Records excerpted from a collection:

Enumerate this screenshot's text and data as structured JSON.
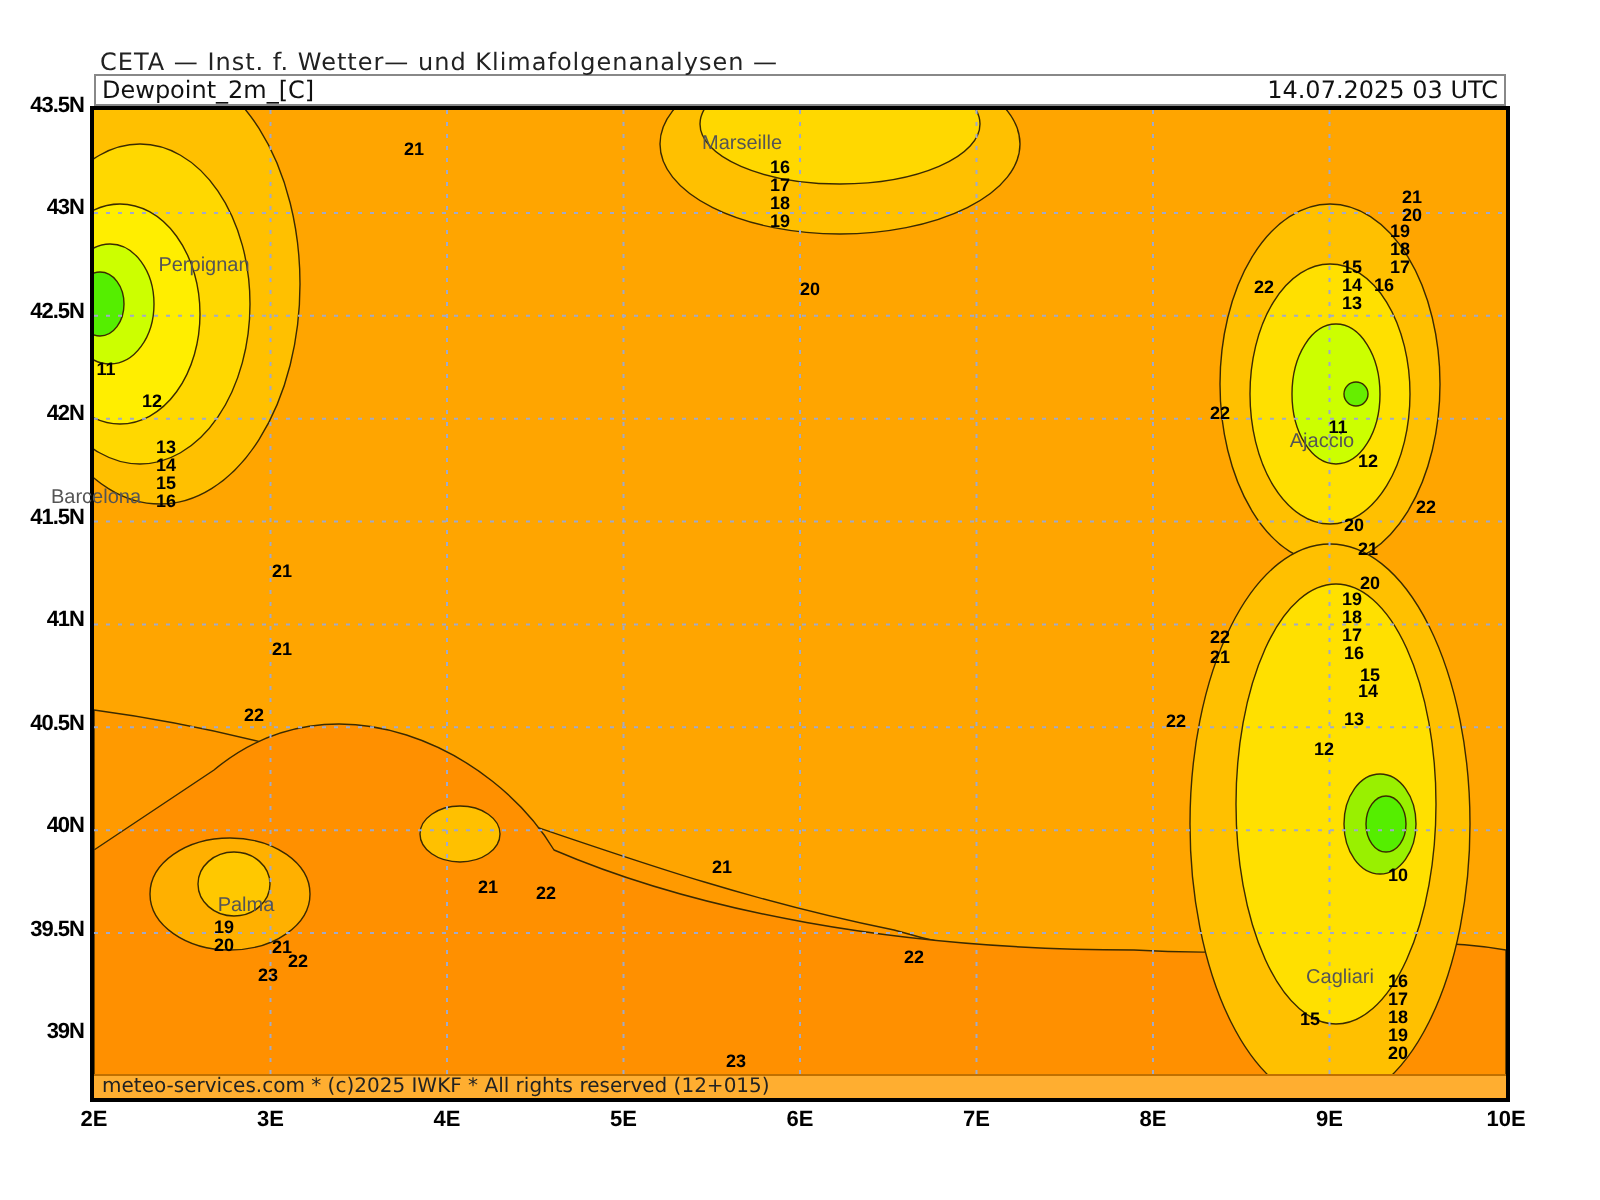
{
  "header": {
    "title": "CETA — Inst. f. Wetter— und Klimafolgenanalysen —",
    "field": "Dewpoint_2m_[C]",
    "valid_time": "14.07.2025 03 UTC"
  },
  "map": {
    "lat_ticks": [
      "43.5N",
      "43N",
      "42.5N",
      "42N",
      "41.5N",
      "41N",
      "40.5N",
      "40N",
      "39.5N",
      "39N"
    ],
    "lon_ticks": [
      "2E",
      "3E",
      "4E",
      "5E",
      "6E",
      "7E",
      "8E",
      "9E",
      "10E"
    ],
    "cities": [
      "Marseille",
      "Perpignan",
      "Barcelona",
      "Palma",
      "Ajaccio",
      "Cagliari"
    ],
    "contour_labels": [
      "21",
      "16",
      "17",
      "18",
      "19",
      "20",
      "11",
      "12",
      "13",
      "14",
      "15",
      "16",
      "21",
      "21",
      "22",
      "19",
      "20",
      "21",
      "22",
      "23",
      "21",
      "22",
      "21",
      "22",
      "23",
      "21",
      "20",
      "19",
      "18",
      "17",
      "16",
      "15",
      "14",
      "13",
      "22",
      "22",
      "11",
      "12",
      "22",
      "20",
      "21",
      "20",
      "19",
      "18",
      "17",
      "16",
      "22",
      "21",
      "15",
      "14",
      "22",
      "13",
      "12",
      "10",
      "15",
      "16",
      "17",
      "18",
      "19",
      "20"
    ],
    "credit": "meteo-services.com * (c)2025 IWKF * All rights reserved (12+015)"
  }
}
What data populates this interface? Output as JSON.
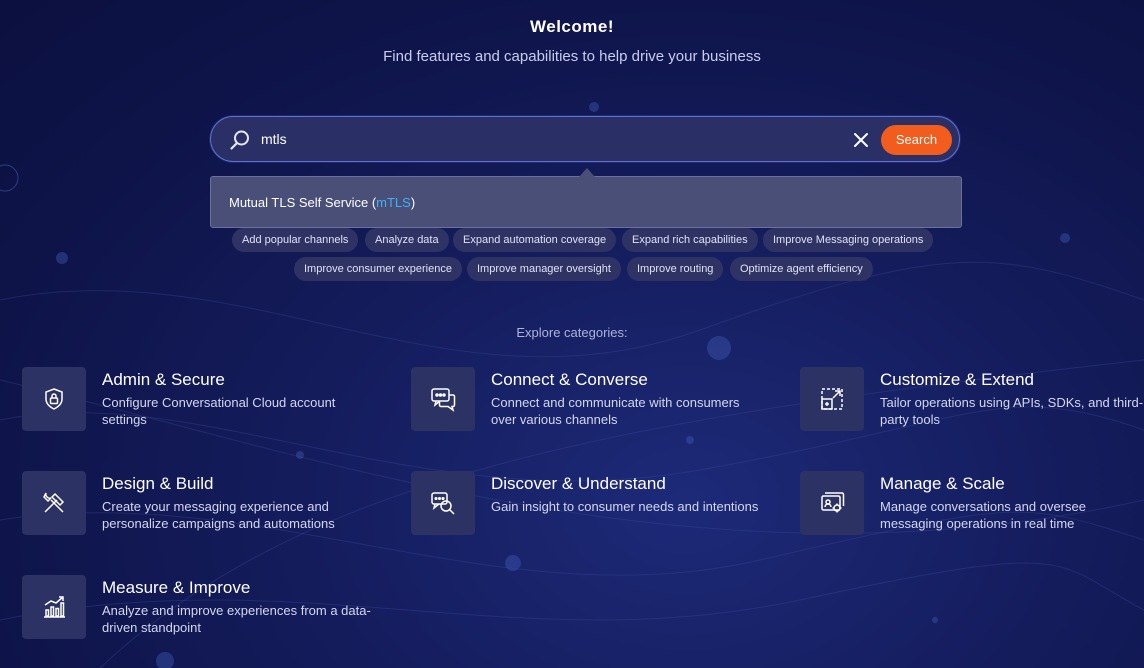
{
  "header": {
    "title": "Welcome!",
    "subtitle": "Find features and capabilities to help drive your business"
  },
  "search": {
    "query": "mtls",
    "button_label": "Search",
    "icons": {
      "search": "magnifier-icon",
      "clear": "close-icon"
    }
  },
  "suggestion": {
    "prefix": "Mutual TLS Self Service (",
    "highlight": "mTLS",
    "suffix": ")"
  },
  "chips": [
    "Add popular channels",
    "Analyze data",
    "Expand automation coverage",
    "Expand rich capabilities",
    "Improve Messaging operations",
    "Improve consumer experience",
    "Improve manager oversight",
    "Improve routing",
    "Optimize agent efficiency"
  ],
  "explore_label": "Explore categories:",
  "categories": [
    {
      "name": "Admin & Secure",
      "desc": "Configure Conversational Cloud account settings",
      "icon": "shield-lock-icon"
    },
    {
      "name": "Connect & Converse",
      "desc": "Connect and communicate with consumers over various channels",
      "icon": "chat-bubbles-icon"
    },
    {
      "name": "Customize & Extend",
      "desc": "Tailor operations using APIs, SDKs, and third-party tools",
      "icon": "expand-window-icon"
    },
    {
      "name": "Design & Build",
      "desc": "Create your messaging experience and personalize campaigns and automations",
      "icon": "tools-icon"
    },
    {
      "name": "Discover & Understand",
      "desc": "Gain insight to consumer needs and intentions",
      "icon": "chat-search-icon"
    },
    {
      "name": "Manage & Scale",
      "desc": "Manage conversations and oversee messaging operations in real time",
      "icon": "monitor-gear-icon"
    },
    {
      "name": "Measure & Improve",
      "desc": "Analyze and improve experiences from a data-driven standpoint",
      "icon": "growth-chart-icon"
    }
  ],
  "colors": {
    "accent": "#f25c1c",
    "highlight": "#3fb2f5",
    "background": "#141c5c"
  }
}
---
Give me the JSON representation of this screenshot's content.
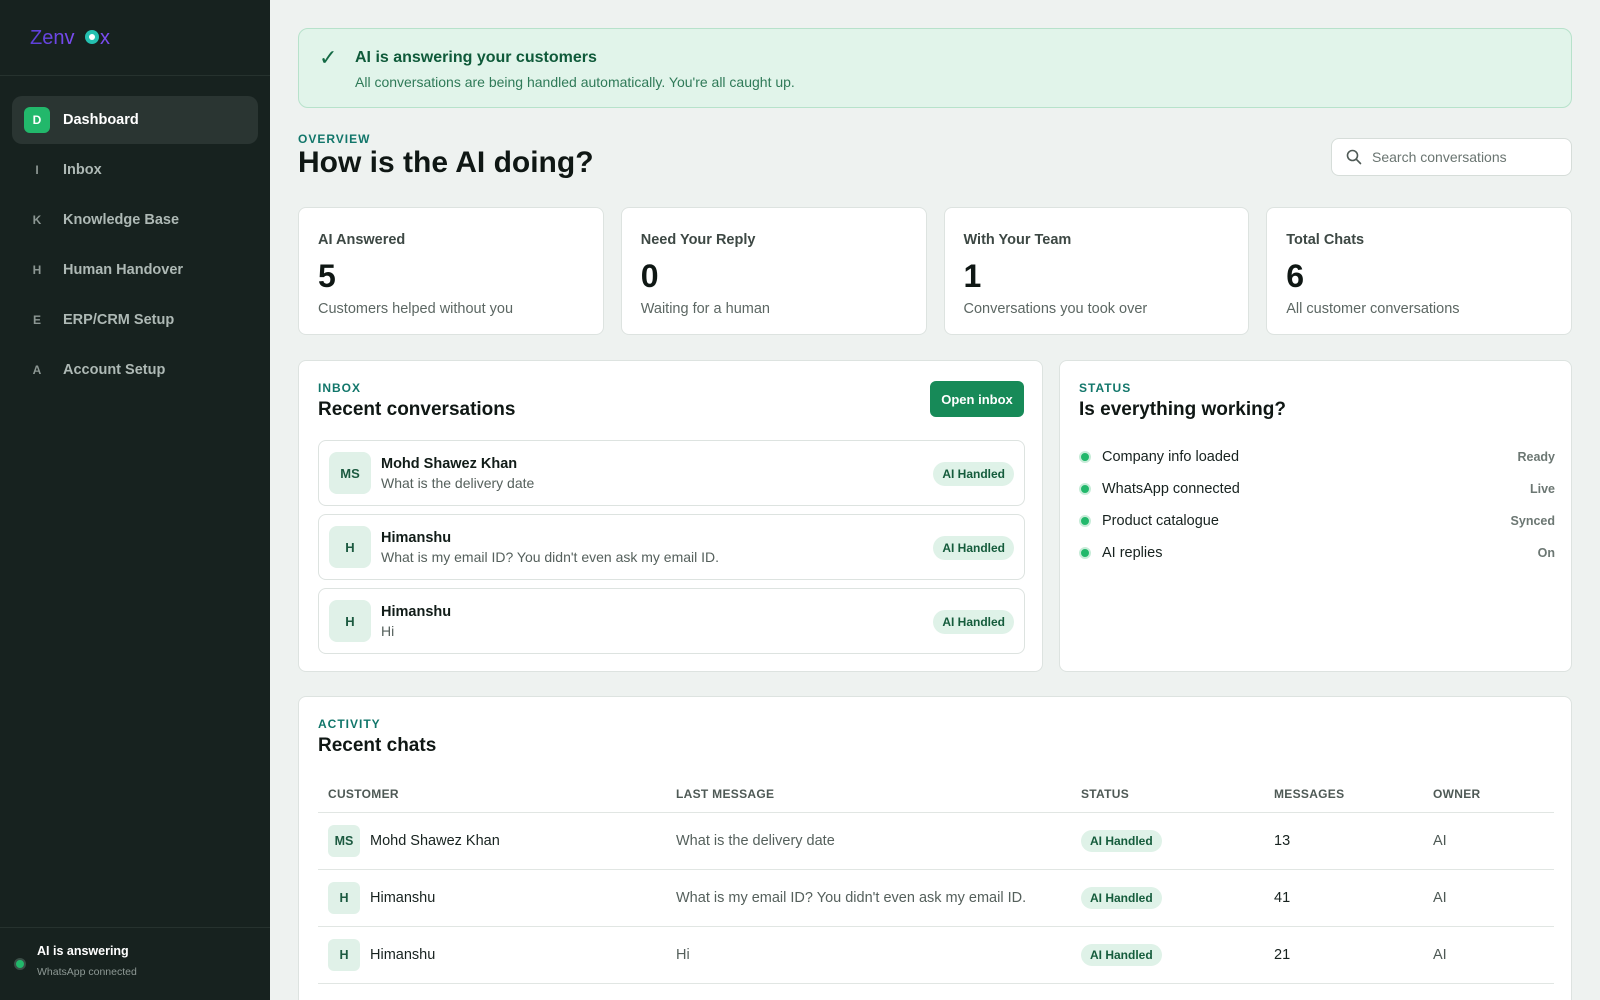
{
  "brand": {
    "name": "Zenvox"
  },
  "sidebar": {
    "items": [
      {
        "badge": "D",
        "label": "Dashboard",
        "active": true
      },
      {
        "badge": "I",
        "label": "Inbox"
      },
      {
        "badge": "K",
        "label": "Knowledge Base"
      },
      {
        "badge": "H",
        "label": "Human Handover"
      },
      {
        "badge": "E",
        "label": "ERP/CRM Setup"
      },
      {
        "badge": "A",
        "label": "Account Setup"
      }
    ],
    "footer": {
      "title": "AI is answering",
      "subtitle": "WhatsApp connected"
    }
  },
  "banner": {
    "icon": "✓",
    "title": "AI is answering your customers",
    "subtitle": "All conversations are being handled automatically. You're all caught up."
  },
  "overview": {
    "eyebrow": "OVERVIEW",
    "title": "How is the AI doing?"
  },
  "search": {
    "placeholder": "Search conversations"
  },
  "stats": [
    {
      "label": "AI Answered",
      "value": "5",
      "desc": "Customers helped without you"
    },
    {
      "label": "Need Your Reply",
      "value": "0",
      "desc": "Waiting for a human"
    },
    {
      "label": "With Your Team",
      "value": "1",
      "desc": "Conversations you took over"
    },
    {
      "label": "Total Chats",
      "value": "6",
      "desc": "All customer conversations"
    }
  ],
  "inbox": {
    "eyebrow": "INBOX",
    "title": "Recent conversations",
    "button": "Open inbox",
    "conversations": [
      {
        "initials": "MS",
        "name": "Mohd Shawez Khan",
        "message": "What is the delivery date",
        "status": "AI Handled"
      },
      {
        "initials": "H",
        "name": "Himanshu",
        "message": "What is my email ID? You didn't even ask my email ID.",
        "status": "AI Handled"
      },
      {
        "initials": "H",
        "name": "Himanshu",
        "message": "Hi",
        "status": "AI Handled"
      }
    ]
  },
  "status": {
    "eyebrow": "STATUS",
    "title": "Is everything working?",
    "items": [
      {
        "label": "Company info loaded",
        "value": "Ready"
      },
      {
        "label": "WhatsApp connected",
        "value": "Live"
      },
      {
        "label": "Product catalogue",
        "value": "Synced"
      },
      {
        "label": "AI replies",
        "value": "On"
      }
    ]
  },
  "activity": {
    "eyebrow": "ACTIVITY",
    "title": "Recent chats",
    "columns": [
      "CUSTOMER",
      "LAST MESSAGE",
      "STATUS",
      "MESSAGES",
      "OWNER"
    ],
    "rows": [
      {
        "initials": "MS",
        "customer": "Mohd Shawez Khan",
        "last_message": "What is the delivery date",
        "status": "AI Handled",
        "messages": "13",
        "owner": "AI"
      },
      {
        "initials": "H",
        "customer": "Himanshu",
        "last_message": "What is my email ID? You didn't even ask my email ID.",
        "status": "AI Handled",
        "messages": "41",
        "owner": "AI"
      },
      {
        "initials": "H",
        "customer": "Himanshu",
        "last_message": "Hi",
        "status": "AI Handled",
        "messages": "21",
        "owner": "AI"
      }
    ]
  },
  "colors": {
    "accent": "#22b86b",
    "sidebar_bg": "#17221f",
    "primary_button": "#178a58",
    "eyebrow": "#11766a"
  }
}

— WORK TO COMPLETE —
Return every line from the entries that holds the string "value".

— FINAL ANSWER —
      "value": "5",
      "value": "0",
      "value": "1",
      "value": "6",
        "value": "Ready"
        "value": "Live"
        "value": "Synced"
        "value": "On"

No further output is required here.